Go line by line through the data below and count those that hold "label". Return only the number.

(Web page and app entries)
+ + + +
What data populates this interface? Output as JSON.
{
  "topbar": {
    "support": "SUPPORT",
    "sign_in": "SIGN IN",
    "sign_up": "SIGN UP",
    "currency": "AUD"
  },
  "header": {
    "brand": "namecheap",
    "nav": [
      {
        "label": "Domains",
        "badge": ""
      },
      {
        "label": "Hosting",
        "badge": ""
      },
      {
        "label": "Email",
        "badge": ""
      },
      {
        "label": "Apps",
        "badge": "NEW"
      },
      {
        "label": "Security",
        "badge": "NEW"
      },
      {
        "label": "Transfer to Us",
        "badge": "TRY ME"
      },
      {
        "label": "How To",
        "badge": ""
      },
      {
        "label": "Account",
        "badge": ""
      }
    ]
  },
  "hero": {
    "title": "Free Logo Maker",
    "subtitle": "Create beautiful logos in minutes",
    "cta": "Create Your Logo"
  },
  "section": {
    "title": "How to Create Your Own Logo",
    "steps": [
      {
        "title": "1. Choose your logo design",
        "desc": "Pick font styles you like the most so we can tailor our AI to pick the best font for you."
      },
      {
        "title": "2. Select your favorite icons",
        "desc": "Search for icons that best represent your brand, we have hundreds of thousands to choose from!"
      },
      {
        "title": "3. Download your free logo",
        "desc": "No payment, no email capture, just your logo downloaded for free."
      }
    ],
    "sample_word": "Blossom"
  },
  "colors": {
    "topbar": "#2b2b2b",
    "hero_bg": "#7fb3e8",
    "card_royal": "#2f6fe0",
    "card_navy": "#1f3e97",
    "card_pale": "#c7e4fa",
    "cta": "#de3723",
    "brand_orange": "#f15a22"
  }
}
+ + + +
» **Answer to this exercise**
8